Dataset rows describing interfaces
━━━━━━━━━━

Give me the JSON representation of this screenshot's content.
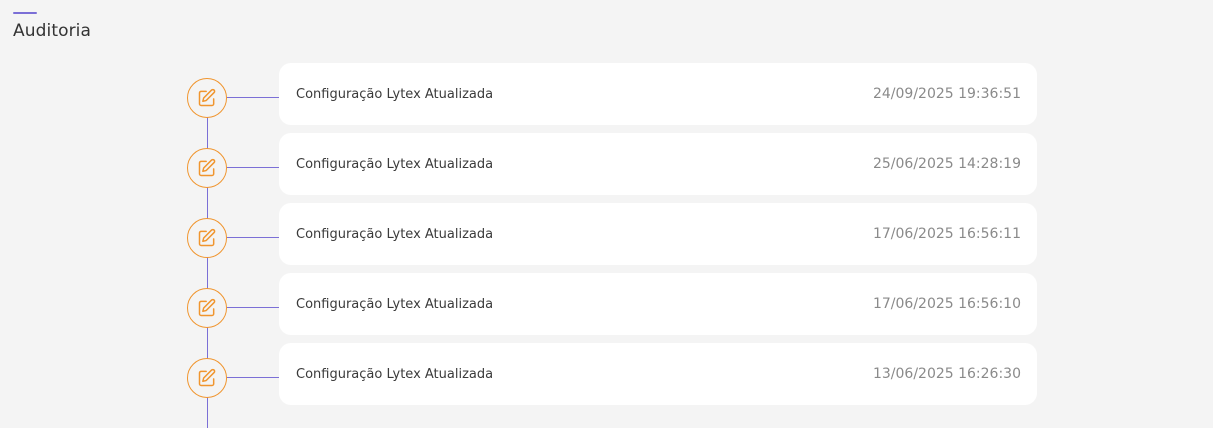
{
  "page": {
    "title": "Auditoria"
  },
  "colors": {
    "accent": "#7b6fd6",
    "icon": "#f0952e",
    "background": "#f4f4f4",
    "card": "#ffffff"
  },
  "timeline": {
    "entries": [
      {
        "label": "Configuração Lytex Atualizada",
        "timestamp": "24/09/2025 19:36:51",
        "icon": "edit-icon"
      },
      {
        "label": "Configuração Lytex Atualizada",
        "timestamp": "25/06/2025 14:28:19",
        "icon": "edit-icon"
      },
      {
        "label": "Configuração Lytex Atualizada",
        "timestamp": "17/06/2025 16:56:11",
        "icon": "edit-icon"
      },
      {
        "label": "Configuração Lytex Atualizada",
        "timestamp": "17/06/2025 16:56:10",
        "icon": "edit-icon"
      },
      {
        "label": "Configuração Lytex Atualizada",
        "timestamp": "13/06/2025 16:26:30",
        "icon": "edit-icon"
      }
    ]
  }
}
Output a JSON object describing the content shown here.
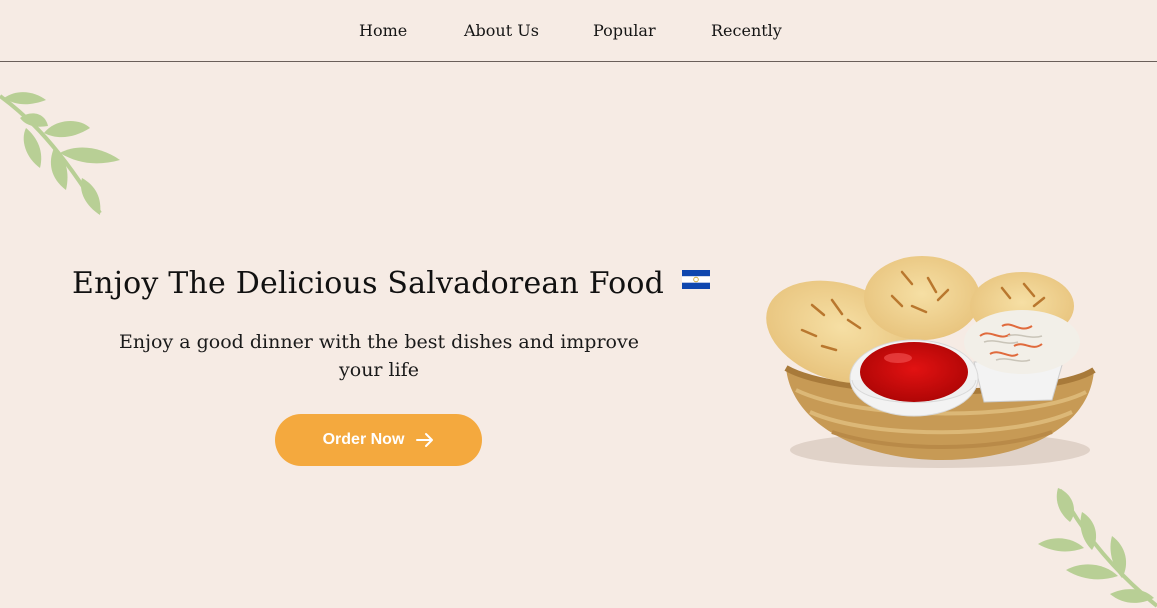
{
  "nav": {
    "items": [
      {
        "label": "Home"
      },
      {
        "label": "About Us"
      },
      {
        "label": "Popular"
      },
      {
        "label": "Recently"
      }
    ]
  },
  "hero": {
    "title": "Enjoy The Delicious Salvadorean Food",
    "flag_icon": "el-salvador-flag-icon",
    "subtitle": "Enjoy a good dinner with the best dishes and improve your life",
    "cta_label": "Order Now",
    "cta_icon": "arrow-right-icon"
  },
  "colors": {
    "background": "#f6ebe4",
    "accent": "#f4a93e",
    "leaf": "#b8cf95",
    "flag_blue": "#0f47af",
    "sauce_red": "#d80f0f"
  }
}
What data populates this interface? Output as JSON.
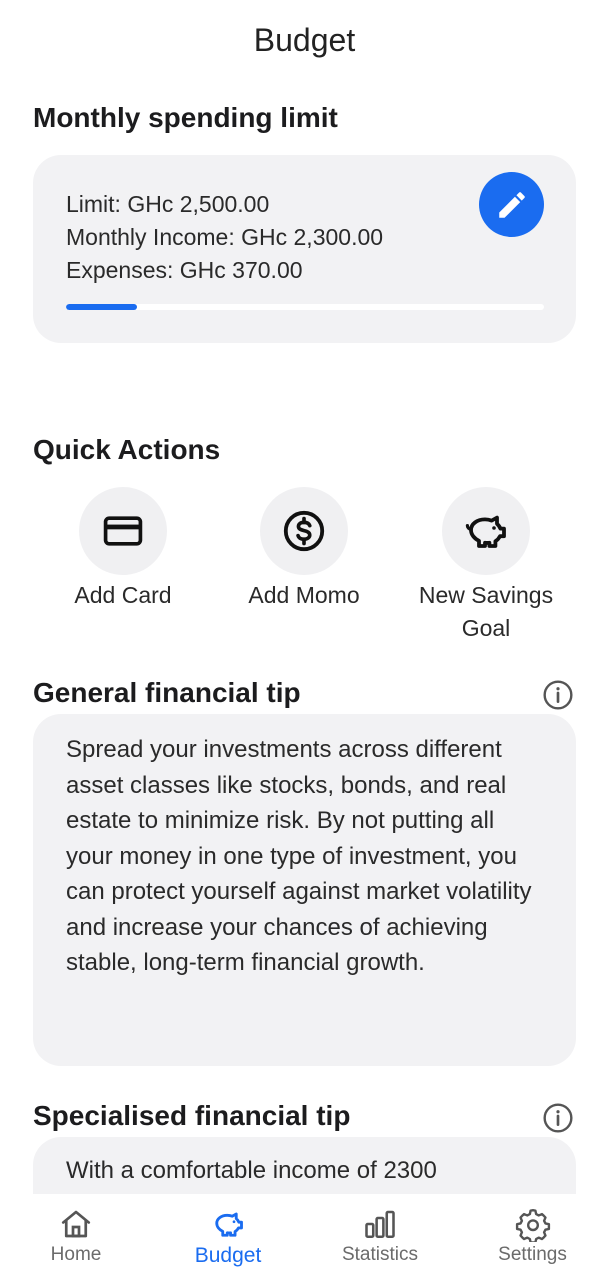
{
  "header": {
    "title": "Budget"
  },
  "spending_limit": {
    "title": "Monthly spending limit",
    "limit_text": "Limit: GHc 2,500.00",
    "income_text": "Monthly Income: GHc 2,300.00",
    "expenses_text": "Expenses: GHc 370.00",
    "progress_fraction": 0.148,
    "accent_color": "#1a6cf0",
    "edit_icon": "pencil-icon"
  },
  "quick_actions": {
    "title": "Quick Actions",
    "items": [
      {
        "label": "Add Card",
        "icon": "credit-card-icon"
      },
      {
        "label": "Add Momo",
        "icon": "dollar-circle-icon"
      },
      {
        "label": "New Savings Goal",
        "icon": "piggy-bank-icon"
      }
    ]
  },
  "general_tip": {
    "title": "General financial tip",
    "text": "Spread your investments across different asset classes like stocks, bonds, and real estate to minimize risk. By not putting all your money in one type of investment, you can protect yourself against market volatility and increase your chances of achieving stable, long-term financial growth.",
    "icon": "info-icon"
  },
  "specialised_tip": {
    "title": "Specialised financial tip",
    "text": "With a comfortable income of 2300",
    "icon": "info-icon"
  },
  "bottom_nav": {
    "items": [
      {
        "label": "Home",
        "icon": "home-icon",
        "active": false
      },
      {
        "label": "Budget",
        "icon": "piggy-bank-icon",
        "active": true
      },
      {
        "label": "Statistics",
        "icon": "bar-chart-icon",
        "active": false
      },
      {
        "label": "Settings",
        "icon": "gear-icon",
        "active": false
      }
    ]
  }
}
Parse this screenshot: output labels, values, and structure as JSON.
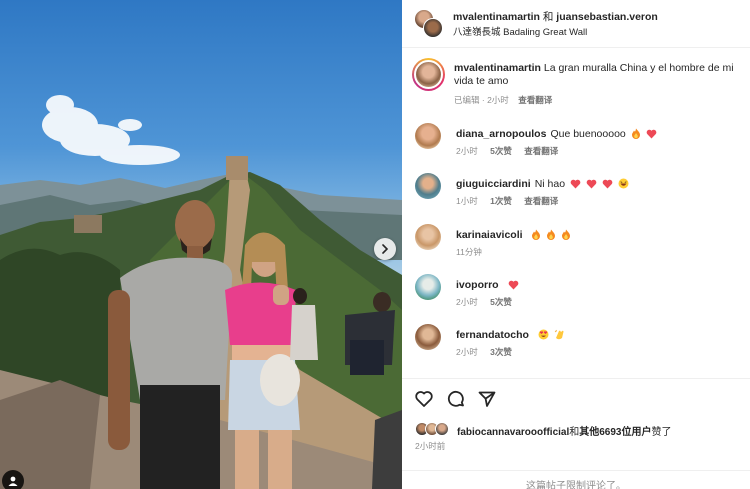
{
  "header": {
    "user1": "mvalentinamartin",
    "conj": "和",
    "user2": "juansebastian.veron",
    "location": "八達嶺長城 Badaling Great Wall"
  },
  "caption": {
    "username": "mvalentinamartin",
    "text": "La gran muralla China y el hombre de mi vida te amo",
    "edited": "已编辑",
    "time": "2小时",
    "translate": "查看翻译"
  },
  "comments": [
    {
      "username": "diana_arnopoulos",
      "text": "Que buenooooo",
      "emojis": [
        "fire",
        "heart"
      ],
      "time": "2小时",
      "likes": "5次赞",
      "translate": "查看翻译"
    },
    {
      "username": "giuguicciardini",
      "text": "Ni hao",
      "emojis": [
        "heart",
        "heart",
        "heart",
        "laugh"
      ],
      "time": "1小时",
      "likes": "1次赞",
      "translate": "查看翻译"
    },
    {
      "username": "karinaiavicoli",
      "text": "",
      "emojis": [
        "fire",
        "fire",
        "fire"
      ],
      "time": "11分钟",
      "likes": "",
      "translate": ""
    },
    {
      "username": "ivoporro",
      "text": "",
      "emojis": [
        "heart"
      ],
      "time": "2小时",
      "likes": "5次赞",
      "translate": ""
    },
    {
      "username": "fernandatocho",
      "text": "",
      "emojis": [
        "heart-eyes",
        "clap"
      ],
      "time": "2小时",
      "likes": "3次赞",
      "translate": ""
    }
  ],
  "likes": {
    "user": "fabiocannavarooofficial",
    "and": "和",
    "others": "其他6693位用户",
    "suffix": "赞了"
  },
  "post_time": "2小时前",
  "comments_disabled": "这篇帖子限制评论了。",
  "icons": {
    "like": "heart-outline-icon",
    "comment": "comment-bubble-icon",
    "share": "paper-plane-icon",
    "next": "chevron-right-icon",
    "tag": "user-tag-icon"
  },
  "colors": {
    "text": "#262626",
    "secondary": "#8e8e8e",
    "heart": "#ed4956",
    "fire": "#f58a1f"
  }
}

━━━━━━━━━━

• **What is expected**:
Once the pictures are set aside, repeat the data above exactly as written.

• **Response area**:
Give me the JSON representation of this screenshot's content.
{
  "page": {
    "title": "Auditoria"
  },
  "colors": {
    "accent": "#7b6fd6",
    "icon": "#f0952e",
    "background": "#f4f4f4",
    "card": "#ffffff"
  },
  "timeline": {
    "entries": [
      {
        "label": "Configuração Lytex Atualizada",
        "timestamp": "24/09/2025 19:36:51",
        "icon": "edit-icon"
      },
      {
        "label": "Configuração Lytex Atualizada",
        "timestamp": "25/06/2025 14:28:19",
        "icon": "edit-icon"
      },
      {
        "label": "Configuração Lytex Atualizada",
        "timestamp": "17/06/2025 16:56:11",
        "icon": "edit-icon"
      },
      {
        "label": "Configuração Lytex Atualizada",
        "timestamp": "17/06/2025 16:56:10",
        "icon": "edit-icon"
      },
      {
        "label": "Configuração Lytex Atualizada",
        "timestamp": "13/06/2025 16:26:30",
        "icon": "edit-icon"
      }
    ]
  }
}
Output a JSON object describing the content shown here.
{
  "nav": {
    "items": [
      {
        "label": "Home"
      },
      {
        "label": "About Us"
      },
      {
        "label": "Popular"
      },
      {
        "label": "Recently"
      }
    ]
  },
  "hero": {
    "title": "Enjoy The Delicious Salvadorean Food",
    "flag_icon": "el-salvador-flag-icon",
    "subtitle": "Enjoy a good dinner with the best dishes and improve your life",
    "cta_label": "Order Now",
    "cta_icon": "arrow-right-icon"
  },
  "colors": {
    "background": "#f6ebe4",
    "accent": "#f4a93e",
    "leaf": "#b8cf95",
    "flag_blue": "#0f47af",
    "sauce_red": "#d80f0f"
  }
}
What data populates this interface? Output as JSON.
{
  "header": {
    "title": "Budget"
  },
  "spending_limit": {
    "title": "Monthly spending limit",
    "limit_text": "Limit: GHc 2,500.00",
    "income_text": "Monthly Income: GHc 2,300.00",
    "expenses_text": "Expenses: GHc 370.00",
    "progress_fraction": 0.148,
    "accent_color": "#1a6cf0",
    "edit_icon": "pencil-icon"
  },
  "quick_actions": {
    "title": "Quick Actions",
    "items": [
      {
        "label": "Add Card",
        "icon": "credit-card-icon"
      },
      {
        "label": "Add Momo",
        "icon": "dollar-circle-icon"
      },
      {
        "label": "New Savings Goal",
        "icon": "piggy-bank-icon"
      }
    ]
  },
  "general_tip": {
    "title": "General financial tip",
    "text": "Spread your investments across different asset classes like stocks, bonds, and real estate to minimize risk. By not putting all your money in one type of investment, you can protect yourself against market volatility and increase your chances of achieving stable, long-term financial growth.",
    "icon": "info-icon"
  },
  "specialised_tip": {
    "title": "Specialised financial tip",
    "text": "With a comfortable income of 2300",
    "icon": "info-icon"
  },
  "bottom_nav": {
    "items": [
      {
        "label": "Home",
        "icon": "home-icon",
        "active": false
      },
      {
        "label": "Budget",
        "icon": "piggy-bank-icon",
        "active": true
      },
      {
        "label": "Statistics",
        "icon": "bar-chart-icon",
        "active": false
      },
      {
        "label": "Settings",
        "icon": "gear-icon",
        "active": false
      }
    ]
  }
}
Parse this screenshot: output labels, values, and structure as JSON.
{
  "header": {
    "user1": "mvalentinamartin",
    "conj": "和",
    "user2": "juansebastian.veron",
    "location": "八達嶺長城 Badaling Great Wall"
  },
  "caption": {
    "username": "mvalentinamartin",
    "text": "La gran muralla China y el hombre de mi vida te amo",
    "edited": "已编辑",
    "time": "2小时",
    "translate": "查看翻译"
  },
  "comments": [
    {
      "username": "diana_arnopoulos",
      "text": "Que buenooooo",
      "emojis": [
        "fire",
        "heart"
      ],
      "time": "2小时",
      "likes": "5次赞",
      "translate": "查看翻译"
    },
    {
      "username": "giuguicciardini",
      "text": "Ni hao",
      "emojis": [
        "heart",
        "heart",
        "heart",
        "laugh"
      ],
      "time": "1小时",
      "likes": "1次赞",
      "translate": "查看翻译"
    },
    {
      "username": "karinaiavicoli",
      "text": "",
      "emojis": [
        "fire",
        "fire",
        "fire"
      ],
      "time": "11分钟",
      "likes": "",
      "translate": ""
    },
    {
      "username": "ivoporro",
      "text": "",
      "emojis": [
        "heart"
      ],
      "time": "2小时",
      "likes": "5次赞",
      "translate": ""
    },
    {
      "username": "fernandatocho",
      "text": "",
      "emojis": [
        "heart-eyes",
        "clap"
      ],
      "time": "2小时",
      "likes": "3次赞",
      "translate": ""
    }
  ],
  "likes": {
    "user": "fabiocannavarooofficial",
    "and": "和",
    "others": "其他6693位用户",
    "suffix": "赞了"
  },
  "post_time": "2小时前",
  "comments_disabled": "这篇帖子限制评论了。",
  "icons": {
    "like": "heart-outline-icon",
    "comment": "comment-bubble-icon",
    "share": "paper-plane-icon",
    "next": "chevron-right-icon",
    "tag": "user-tag-icon"
  },
  "colors": {
    "text": "#262626",
    "secondary": "#8e8e8e",
    "heart": "#ed4956",
    "fire": "#f58a1f"
  }
}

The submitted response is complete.